- Element data from apps and pages -
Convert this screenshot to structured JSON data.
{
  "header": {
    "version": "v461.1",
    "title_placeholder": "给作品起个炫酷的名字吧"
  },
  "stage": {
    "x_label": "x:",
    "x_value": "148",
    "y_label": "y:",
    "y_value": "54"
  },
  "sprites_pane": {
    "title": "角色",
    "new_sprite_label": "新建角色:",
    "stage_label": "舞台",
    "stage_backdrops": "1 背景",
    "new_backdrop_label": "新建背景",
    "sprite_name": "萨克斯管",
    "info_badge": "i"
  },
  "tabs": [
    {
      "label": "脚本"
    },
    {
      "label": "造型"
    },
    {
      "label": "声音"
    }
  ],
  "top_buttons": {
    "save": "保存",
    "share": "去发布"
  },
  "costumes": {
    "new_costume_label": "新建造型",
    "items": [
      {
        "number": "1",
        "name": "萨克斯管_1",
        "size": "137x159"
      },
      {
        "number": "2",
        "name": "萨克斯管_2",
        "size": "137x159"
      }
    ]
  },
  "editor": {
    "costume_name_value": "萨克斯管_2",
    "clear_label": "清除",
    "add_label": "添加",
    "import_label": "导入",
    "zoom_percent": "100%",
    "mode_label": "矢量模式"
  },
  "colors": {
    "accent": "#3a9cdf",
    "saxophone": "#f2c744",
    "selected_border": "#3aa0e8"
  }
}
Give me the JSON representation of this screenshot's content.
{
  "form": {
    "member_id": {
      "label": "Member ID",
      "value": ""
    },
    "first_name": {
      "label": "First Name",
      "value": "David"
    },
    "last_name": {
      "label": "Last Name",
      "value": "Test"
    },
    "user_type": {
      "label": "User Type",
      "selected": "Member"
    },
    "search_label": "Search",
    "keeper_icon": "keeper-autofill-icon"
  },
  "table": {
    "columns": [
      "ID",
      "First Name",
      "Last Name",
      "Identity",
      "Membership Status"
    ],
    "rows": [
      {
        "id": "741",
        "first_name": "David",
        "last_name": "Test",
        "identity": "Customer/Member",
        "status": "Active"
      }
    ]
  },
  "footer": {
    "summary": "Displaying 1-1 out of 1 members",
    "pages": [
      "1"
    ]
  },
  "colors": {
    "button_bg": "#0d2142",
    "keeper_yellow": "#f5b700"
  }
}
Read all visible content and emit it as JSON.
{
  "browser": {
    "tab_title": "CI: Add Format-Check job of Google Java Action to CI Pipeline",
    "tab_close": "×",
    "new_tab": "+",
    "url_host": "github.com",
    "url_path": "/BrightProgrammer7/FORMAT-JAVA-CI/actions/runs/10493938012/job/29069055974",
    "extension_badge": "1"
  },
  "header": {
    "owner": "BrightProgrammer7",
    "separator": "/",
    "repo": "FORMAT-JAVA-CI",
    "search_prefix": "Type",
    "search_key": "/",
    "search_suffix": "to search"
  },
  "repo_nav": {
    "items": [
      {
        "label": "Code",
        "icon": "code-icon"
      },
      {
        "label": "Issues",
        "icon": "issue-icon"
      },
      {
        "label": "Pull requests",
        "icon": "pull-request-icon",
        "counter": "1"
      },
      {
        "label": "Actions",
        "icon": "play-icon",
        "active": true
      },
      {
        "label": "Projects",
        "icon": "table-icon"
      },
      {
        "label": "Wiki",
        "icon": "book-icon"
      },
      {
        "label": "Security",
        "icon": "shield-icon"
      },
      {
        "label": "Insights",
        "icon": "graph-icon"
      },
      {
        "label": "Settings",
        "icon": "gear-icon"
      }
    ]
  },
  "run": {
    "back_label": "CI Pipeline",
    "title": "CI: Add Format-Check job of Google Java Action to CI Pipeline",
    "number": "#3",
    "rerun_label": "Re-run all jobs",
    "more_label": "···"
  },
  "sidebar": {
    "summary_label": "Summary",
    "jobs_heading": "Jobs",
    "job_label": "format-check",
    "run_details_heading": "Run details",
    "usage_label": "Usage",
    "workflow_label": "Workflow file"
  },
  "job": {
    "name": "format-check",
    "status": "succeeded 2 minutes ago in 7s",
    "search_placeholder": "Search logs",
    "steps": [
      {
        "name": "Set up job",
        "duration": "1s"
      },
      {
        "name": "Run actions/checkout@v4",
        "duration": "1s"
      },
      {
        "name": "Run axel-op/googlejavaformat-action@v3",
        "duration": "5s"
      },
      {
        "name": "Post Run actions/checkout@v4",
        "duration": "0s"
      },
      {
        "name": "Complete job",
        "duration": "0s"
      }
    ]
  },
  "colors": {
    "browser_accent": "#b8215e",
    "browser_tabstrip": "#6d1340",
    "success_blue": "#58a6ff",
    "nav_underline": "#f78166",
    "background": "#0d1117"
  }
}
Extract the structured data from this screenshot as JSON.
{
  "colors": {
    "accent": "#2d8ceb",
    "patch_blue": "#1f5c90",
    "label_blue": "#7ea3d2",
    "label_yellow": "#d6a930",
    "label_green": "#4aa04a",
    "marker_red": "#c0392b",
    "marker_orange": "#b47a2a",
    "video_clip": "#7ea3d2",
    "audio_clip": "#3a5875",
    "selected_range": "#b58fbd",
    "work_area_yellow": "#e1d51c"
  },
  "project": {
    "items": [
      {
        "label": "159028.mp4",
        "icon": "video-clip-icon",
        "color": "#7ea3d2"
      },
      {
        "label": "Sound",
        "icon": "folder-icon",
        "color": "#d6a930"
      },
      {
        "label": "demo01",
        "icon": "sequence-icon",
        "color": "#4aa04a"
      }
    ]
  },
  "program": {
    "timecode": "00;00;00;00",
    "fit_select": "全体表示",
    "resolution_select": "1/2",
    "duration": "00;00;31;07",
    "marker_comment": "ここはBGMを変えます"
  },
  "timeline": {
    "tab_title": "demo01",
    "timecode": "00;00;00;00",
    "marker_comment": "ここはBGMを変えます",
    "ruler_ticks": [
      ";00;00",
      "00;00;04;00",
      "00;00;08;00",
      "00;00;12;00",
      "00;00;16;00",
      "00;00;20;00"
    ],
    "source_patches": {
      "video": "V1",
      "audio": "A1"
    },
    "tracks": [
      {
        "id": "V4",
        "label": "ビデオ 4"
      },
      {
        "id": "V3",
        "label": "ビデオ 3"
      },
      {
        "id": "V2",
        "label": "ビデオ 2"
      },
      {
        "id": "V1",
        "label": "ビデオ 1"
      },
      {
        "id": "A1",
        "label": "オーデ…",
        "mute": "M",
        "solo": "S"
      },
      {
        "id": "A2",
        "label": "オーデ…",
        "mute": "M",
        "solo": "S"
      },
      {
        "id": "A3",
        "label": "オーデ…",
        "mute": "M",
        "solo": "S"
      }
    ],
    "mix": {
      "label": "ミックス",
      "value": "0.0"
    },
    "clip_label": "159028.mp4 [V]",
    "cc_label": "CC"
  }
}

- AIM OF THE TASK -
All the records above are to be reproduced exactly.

- RESPONSE AREA -
Convert this screenshot to structured JSON data.
{
  "header": {
    "version": "v461.1",
    "title_placeholder": "给作品起个炫酷的名字吧"
  },
  "stage": {
    "x_label": "x:",
    "x_value": "148",
    "y_label": "y:",
    "y_value": "54"
  },
  "sprites_pane": {
    "title": "角色",
    "new_sprite_label": "新建角色:",
    "stage_label": "舞台",
    "stage_backdrops": "1 背景",
    "new_backdrop_label": "新建背景",
    "sprite_name": "萨克斯管",
    "info_badge": "i"
  },
  "tabs": [
    {
      "label": "脚本"
    },
    {
      "label": "造型"
    },
    {
      "label": "声音"
    }
  ],
  "top_buttons": {
    "save": "保存",
    "share": "去发布"
  },
  "costumes": {
    "new_costume_label": "新建造型",
    "items": [
      {
        "number": "1",
        "name": "萨克斯管_1",
        "size": "137x159"
      },
      {
        "number": "2",
        "name": "萨克斯管_2",
        "size": "137x159"
      }
    ]
  },
  "editor": {
    "costume_name_value": "萨克斯管_2",
    "clear_label": "清除",
    "add_label": "添加",
    "import_label": "导入",
    "zoom_percent": "100%",
    "mode_label": "矢量模式"
  },
  "colors": {
    "accent": "#3a9cdf",
    "saxophone": "#f2c744",
    "selected_border": "#3aa0e8"
  }
}
Give me the JSON representation of this screenshot's content.
{
  "form": {
    "member_id": {
      "label": "Member ID",
      "value": ""
    },
    "first_name": {
      "label": "First Name",
      "value": "David"
    },
    "last_name": {
      "label": "Last Name",
      "value": "Test"
    },
    "user_type": {
      "label": "User Type",
      "selected": "Member"
    },
    "search_label": "Search",
    "keeper_icon": "keeper-autofill-icon"
  },
  "table": {
    "columns": [
      "ID",
      "First Name",
      "Last Name",
      "Identity",
      "Membership Status"
    ],
    "rows": [
      {
        "id": "741",
        "first_name": "David",
        "last_name": "Test",
        "identity": "Customer/Member",
        "status": "Active"
      }
    ]
  },
  "footer": {
    "summary": "Displaying 1-1 out of 1 members",
    "pages": [
      "1"
    ]
  },
  "colors": {
    "button_bg": "#0d2142",
    "keeper_yellow": "#f5b700"
  }
}
Read all visible content and emit it as JSON.
{
  "browser": {
    "tab_title": "CI: Add Format-Check job of Google Java Action to CI Pipeline",
    "tab_close": "×",
    "new_tab": "+",
    "url_host": "github.com",
    "url_path": "/BrightProgrammer7/FORMAT-JAVA-CI/actions/runs/10493938012/job/29069055974",
    "extension_badge": "1"
  },
  "header": {
    "owner": "BrightProgrammer7",
    "separator": "/",
    "repo": "FORMAT-JAVA-CI",
    "search_prefix": "Type",
    "search_key": "/",
    "search_suffix": "to search"
  },
  "repo_nav": {
    "items": [
      {
        "label": "Code",
        "icon": "code-icon"
      },
      {
        "label": "Issues",
        "icon": "issue-icon"
      },
      {
        "label": "Pull requests",
        "icon": "pull-request-icon",
        "counter": "1"
      },
      {
        "label": "Actions",
        "icon": "play-icon",
        "active": true
      },
      {
        "label": "Projects",
        "icon": "table-icon"
      },
      {
        "label": "Wiki",
        "icon": "book-icon"
      },
      {
        "label": "Security",
        "icon": "shield-icon"
      },
      {
        "label": "Insights",
        "icon": "graph-icon"
      },
      {
        "label": "Settings",
        "icon": "gear-icon"
      }
    ]
  },
  "run": {
    "back_label": "CI Pipeline",
    "title": "CI: Add Format-Check job of Google Java Action to CI Pipeline",
    "number": "#3",
    "rerun_label": "Re-run all jobs",
    "more_label": "···"
  },
  "sidebar": {
    "summary_label": "Summary",
    "jobs_heading": "Jobs",
    "job_label": "format-check",
    "run_details_heading": "Run details",
    "usage_label": "Usage",
    "workflow_label": "Workflow file"
  },
  "job": {
    "name": "format-check",
    "status": "succeeded 2 minutes ago in 7s",
    "search_placeholder": "Search logs",
    "steps": [
      {
        "name": "Set up job",
        "duration": "1s"
      },
      {
        "name": "Run actions/checkout@v4",
        "duration": "1s"
      },
      {
        "name": "Run axel-op/googlejavaformat-action@v3",
        "duration": "5s"
      },
      {
        "name": "Post Run actions/checkout@v4",
        "duration": "0s"
      },
      {
        "name": "Complete job",
        "duration": "0s"
      }
    ]
  },
  "colors": {
    "browser_accent": "#b8215e",
    "browser_tabstrip": "#6d1340",
    "success_blue": "#58a6ff",
    "nav_underline": "#f78166",
    "background": "#0d1117"
  }
}
Extract the structured data from this screenshot as JSON.
{
  "colors": {
    "accent": "#2d8ceb",
    "patch_blue": "#1f5c90",
    "label_blue": "#7ea3d2",
    "label_yellow": "#d6a930",
    "label_green": "#4aa04a",
    "marker_red": "#c0392b",
    "marker_orange": "#b47a2a",
    "video_clip": "#7ea3d2",
    "audio_clip": "#3a5875",
    "selected_range": "#b58fbd",
    "work_area_yellow": "#e1d51c"
  },
  "project": {
    "items": [
      {
        "label": "159028.mp4",
        "icon": "video-clip-icon",
        "color": "#7ea3d2"
      },
      {
        "label": "Sound",
        "icon": "folder-icon",
        "color": "#d6a930"
      },
      {
        "label": "demo01",
        "icon": "sequence-icon",
        "color": "#4aa04a"
      }
    ]
  },
  "program": {
    "timecode": "00;00;00;00",
    "fit_select": "全体表示",
    "resolution_select": "1/2",
    "duration": "00;00;31;07",
    "marker_comment": "ここはBGMを変えます"
  },
  "timeline": {
    "tab_title": "demo01",
    "timecode": "00;00;00;00",
    "marker_comment": "ここはBGMを変えます",
    "ruler_ticks": [
      ";00;00",
      "00;00;04;00",
      "00;00;08;00",
      "00;00;12;00",
      "00;00;16;00",
      "00;00;20;00"
    ],
    "source_patches": {
      "video": "V1",
      "audio": "A1"
    },
    "tracks": [
      {
        "id": "V4",
        "label": "ビデオ 4"
      },
      {
        "id": "V3",
        "label": "ビデオ 3"
      },
      {
        "id": "V2",
        "label": "ビデオ 2"
      },
      {
        "id": "V1",
        "label": "ビデオ 1"
      },
      {
        "id": "A1",
        "label": "オーデ…",
        "mute": "M",
        "solo": "S"
      },
      {
        "id": "A2",
        "label": "オーデ…",
        "mute": "M",
        "solo": "S"
      },
      {
        "id": "A3",
        "label": "オーデ…",
        "mute": "M",
        "solo": "S"
      }
    ],
    "mix": {
      "label": "ミックス",
      "value": "0.0"
    },
    "clip_label": "159028.mp4 [V]",
    "cc_label": "CC"
  }
}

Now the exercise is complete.